Data shown
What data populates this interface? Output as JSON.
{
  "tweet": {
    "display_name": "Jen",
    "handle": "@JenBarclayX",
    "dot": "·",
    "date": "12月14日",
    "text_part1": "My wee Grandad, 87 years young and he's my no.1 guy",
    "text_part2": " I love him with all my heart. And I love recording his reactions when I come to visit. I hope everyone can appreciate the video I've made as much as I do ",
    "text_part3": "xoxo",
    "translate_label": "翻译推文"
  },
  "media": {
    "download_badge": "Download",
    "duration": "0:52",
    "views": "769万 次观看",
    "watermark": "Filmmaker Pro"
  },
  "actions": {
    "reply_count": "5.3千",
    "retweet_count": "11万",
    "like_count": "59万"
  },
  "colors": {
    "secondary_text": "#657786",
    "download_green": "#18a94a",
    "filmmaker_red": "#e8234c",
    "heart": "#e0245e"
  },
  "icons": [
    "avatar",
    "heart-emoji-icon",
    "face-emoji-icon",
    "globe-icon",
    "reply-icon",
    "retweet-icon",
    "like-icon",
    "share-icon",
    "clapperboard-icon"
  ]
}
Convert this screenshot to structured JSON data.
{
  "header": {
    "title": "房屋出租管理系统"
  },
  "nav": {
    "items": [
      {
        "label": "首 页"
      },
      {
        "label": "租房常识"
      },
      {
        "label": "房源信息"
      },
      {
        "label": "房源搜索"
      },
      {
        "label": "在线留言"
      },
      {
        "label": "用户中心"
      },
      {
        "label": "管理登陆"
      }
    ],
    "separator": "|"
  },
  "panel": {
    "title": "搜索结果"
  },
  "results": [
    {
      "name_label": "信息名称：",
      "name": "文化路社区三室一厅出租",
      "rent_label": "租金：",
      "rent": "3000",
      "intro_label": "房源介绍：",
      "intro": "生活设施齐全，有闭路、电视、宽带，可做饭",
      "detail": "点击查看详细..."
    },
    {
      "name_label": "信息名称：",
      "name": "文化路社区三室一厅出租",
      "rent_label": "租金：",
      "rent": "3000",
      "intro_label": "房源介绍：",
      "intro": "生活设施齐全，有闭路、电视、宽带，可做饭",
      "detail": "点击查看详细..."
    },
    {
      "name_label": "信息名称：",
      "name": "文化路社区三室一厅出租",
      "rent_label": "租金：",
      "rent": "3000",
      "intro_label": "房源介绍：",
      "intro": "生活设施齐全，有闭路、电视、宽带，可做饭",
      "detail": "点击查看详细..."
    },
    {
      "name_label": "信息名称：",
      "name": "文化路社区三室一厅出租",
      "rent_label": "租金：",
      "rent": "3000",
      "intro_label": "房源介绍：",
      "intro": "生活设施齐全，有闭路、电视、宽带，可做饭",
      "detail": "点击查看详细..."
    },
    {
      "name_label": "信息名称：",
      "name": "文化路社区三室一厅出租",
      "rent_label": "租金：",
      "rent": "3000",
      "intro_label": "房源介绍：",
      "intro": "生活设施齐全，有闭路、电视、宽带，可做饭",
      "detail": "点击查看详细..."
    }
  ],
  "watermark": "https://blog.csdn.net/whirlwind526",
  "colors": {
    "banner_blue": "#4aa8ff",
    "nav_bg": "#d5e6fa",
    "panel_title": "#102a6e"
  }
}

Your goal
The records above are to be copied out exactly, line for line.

Answer to the exercise
What data populates this interface? Output as JSON.
{
  "tweet": {
    "display_name": "Jen",
    "handle": "@JenBarclayX",
    "dot": "·",
    "date": "12月14日",
    "text_part1": "My wee Grandad, 87 years young and he's my no.1 guy",
    "text_part2": " I love him with all my heart. And I love recording his reactions when I come to visit. I hope everyone can appreciate the video I've made as much as I do ",
    "text_part3": "xoxo",
    "translate_label": "翻译推文"
  },
  "media": {
    "download_badge": "Download",
    "duration": "0:52",
    "views": "769万 次观看",
    "watermark": "Filmmaker Pro"
  },
  "actions": {
    "reply_count": "5.3千",
    "retweet_count": "11万",
    "like_count": "59万"
  },
  "colors": {
    "secondary_text": "#657786",
    "download_green": "#18a94a",
    "filmmaker_red": "#e8234c",
    "heart": "#e0245e"
  },
  "icons": [
    "avatar",
    "heart-emoji-icon",
    "face-emoji-icon",
    "globe-icon",
    "reply-icon",
    "retweet-icon",
    "like-icon",
    "share-icon",
    "clapperboard-icon"
  ]
}
Convert this screenshot to structured JSON data.
{
  "header": {
    "title": "房屋出租管理系统"
  },
  "nav": {
    "items": [
      {
        "label": "首 页"
      },
      {
        "label": "租房常识"
      },
      {
        "label": "房源信息"
      },
      {
        "label": "房源搜索"
      },
      {
        "label": "在线留言"
      },
      {
        "label": "用户中心"
      },
      {
        "label": "管理登陆"
      }
    ],
    "separator": "|"
  },
  "panel": {
    "title": "搜索结果"
  },
  "results": [
    {
      "name_label": "信息名称：",
      "name": "文化路社区三室一厅出租",
      "rent_label": "租金：",
      "rent": "3000",
      "intro_label": "房源介绍：",
      "intro": "生活设施齐全，有闭路、电视、宽带，可做饭",
      "detail": "点击查看详细..."
    },
    {
      "name_label": "信息名称：",
      "name": "文化路社区三室一厅出租",
      "rent_label": "租金：",
      "rent": "3000",
      "intro_label": "房源介绍：",
      "intro": "生活设施齐全，有闭路、电视、宽带，可做饭",
      "detail": "点击查看详细..."
    },
    {
      "name_label": "信息名称：",
      "name": "文化路社区三室一厅出租",
      "rent_label": "租金：",
      "rent": "3000",
      "intro_label": "房源介绍：",
      "intro": "生活设施齐全，有闭路、电视、宽带，可做饭",
      "detail": "点击查看详细..."
    },
    {
      "name_label": "信息名称：",
      "name": "文化路社区三室一厅出租",
      "rent_label": "租金：",
      "rent": "3000",
      "intro_label": "房源介绍：",
      "intro": "生活设施齐全，有闭路、电视、宽带，可做饭",
      "detail": "点击查看详细..."
    },
    {
      "name_label": "信息名称：",
      "name": "文化路社区三室一厅出租",
      "rent_label": "租金：",
      "rent": "3000",
      "intro_label": "房源介绍：",
      "intro": "生活设施齐全，有闭路、电视、宽带，可做饭",
      "detail": "点击查看详细..."
    }
  ],
  "watermark": "https://blog.csdn.net/whirlwind526",
  "colors": {
    "banner_blue": "#4aa8ff",
    "nav_bg": "#d5e6fa",
    "panel_title": "#102a6e"
  }
}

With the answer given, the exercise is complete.